Task brief — Every line below that contains "SHEETS" is to be copied.

Data in this exercise —
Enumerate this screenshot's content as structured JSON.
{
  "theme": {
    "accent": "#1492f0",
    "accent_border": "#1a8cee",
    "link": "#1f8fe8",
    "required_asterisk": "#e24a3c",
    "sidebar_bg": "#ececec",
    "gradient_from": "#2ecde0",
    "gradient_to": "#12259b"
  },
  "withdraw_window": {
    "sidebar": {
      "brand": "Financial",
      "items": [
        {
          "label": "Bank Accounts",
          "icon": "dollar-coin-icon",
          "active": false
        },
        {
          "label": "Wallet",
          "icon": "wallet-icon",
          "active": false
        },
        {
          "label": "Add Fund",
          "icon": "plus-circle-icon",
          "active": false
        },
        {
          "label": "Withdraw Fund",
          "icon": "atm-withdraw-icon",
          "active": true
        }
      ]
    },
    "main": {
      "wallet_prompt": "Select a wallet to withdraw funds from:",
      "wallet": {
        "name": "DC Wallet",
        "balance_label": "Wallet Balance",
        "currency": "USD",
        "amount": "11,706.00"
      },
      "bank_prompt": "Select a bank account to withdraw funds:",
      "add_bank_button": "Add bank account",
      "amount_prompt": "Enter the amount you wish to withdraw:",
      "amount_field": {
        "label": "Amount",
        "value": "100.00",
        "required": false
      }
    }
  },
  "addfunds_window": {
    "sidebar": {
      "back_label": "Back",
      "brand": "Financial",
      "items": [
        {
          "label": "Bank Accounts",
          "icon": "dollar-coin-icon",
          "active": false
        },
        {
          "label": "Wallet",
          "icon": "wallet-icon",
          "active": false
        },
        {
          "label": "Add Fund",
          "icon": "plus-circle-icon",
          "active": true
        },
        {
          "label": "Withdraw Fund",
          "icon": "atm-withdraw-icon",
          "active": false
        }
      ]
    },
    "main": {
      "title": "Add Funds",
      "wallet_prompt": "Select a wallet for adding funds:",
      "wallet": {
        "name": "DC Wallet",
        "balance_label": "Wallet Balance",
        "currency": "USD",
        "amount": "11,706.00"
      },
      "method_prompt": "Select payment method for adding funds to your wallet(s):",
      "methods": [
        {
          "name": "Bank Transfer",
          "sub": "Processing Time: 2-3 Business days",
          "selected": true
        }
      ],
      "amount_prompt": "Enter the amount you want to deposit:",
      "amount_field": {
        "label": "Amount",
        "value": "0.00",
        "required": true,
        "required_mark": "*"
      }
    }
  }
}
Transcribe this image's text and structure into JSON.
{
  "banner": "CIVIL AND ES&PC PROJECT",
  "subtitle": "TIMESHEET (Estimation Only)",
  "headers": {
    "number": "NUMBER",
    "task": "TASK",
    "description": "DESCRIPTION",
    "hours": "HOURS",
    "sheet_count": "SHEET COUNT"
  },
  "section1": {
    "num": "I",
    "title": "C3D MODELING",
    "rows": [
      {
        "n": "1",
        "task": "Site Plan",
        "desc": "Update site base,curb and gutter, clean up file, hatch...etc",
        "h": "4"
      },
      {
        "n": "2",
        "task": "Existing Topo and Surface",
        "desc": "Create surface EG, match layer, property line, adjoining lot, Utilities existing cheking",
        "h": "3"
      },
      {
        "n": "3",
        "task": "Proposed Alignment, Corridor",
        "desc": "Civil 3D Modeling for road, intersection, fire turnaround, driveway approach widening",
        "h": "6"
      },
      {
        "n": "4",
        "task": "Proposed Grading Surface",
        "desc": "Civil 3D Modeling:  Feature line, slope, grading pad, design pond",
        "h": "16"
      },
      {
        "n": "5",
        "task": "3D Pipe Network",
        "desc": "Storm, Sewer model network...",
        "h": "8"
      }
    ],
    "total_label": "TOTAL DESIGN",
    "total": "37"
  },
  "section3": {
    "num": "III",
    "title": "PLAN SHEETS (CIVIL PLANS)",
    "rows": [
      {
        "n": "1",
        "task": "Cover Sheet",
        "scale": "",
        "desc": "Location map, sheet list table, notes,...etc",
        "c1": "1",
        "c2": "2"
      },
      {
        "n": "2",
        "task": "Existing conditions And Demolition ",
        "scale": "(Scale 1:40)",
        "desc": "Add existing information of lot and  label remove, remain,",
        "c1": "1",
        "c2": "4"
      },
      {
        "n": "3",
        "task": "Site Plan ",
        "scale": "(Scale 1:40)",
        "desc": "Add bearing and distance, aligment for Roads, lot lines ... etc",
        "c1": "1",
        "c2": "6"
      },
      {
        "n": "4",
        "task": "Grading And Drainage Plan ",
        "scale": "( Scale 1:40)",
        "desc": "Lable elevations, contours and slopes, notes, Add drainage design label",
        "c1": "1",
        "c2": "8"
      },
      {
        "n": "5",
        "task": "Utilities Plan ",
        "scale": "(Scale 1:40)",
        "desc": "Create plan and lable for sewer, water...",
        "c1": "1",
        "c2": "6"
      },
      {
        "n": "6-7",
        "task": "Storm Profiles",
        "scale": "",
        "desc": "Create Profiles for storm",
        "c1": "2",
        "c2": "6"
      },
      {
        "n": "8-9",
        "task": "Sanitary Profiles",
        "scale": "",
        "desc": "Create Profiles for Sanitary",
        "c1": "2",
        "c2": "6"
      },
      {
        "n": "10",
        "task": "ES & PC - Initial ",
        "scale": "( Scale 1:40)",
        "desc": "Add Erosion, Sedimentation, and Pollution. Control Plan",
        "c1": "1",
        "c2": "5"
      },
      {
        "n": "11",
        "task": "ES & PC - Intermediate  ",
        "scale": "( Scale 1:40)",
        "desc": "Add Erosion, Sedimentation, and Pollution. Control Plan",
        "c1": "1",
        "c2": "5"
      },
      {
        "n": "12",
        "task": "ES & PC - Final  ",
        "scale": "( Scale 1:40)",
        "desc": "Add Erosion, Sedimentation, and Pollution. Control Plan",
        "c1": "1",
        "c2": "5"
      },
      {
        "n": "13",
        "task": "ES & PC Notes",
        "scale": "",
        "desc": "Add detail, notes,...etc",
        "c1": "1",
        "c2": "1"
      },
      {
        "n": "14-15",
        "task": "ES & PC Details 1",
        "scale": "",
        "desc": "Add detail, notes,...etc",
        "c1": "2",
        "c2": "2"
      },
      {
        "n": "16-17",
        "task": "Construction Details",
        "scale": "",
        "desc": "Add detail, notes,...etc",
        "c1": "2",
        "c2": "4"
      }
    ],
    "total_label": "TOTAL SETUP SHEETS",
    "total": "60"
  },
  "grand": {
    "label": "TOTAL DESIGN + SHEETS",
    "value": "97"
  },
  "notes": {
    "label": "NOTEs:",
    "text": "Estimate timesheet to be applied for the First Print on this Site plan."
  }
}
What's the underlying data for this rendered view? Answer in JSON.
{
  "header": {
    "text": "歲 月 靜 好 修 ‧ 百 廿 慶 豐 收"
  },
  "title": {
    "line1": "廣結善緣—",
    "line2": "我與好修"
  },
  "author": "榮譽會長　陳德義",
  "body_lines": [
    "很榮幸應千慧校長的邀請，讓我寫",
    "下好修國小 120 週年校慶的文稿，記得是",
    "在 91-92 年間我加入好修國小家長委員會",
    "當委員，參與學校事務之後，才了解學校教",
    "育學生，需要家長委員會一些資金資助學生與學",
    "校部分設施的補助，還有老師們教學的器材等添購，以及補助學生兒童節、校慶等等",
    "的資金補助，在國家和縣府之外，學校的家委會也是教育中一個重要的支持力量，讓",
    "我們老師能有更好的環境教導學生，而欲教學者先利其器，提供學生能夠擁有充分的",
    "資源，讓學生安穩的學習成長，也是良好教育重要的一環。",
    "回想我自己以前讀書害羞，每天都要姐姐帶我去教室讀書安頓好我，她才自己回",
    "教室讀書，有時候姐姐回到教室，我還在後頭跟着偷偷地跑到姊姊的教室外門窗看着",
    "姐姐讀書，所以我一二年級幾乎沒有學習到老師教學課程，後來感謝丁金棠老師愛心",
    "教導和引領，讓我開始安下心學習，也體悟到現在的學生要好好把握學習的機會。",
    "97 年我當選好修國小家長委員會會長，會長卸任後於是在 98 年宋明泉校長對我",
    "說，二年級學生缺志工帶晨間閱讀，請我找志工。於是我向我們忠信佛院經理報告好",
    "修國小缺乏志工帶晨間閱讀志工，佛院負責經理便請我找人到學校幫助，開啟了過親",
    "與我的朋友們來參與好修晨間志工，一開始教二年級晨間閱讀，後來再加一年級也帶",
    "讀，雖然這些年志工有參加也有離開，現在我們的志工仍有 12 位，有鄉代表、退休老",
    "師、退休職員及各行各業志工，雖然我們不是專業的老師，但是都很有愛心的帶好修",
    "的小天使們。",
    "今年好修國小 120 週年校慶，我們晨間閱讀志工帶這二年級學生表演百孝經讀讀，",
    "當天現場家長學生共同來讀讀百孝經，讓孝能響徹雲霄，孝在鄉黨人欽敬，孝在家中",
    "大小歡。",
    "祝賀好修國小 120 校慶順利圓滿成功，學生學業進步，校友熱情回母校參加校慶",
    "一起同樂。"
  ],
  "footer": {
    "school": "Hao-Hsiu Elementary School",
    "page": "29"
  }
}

Answer to the exercise —
    "title": "PLAN SHEETS (CIVIL PLANS)",
    "total_label": "TOTAL SETUP SHEETS",
    "label": "TOTAL DESIGN + SHEETS",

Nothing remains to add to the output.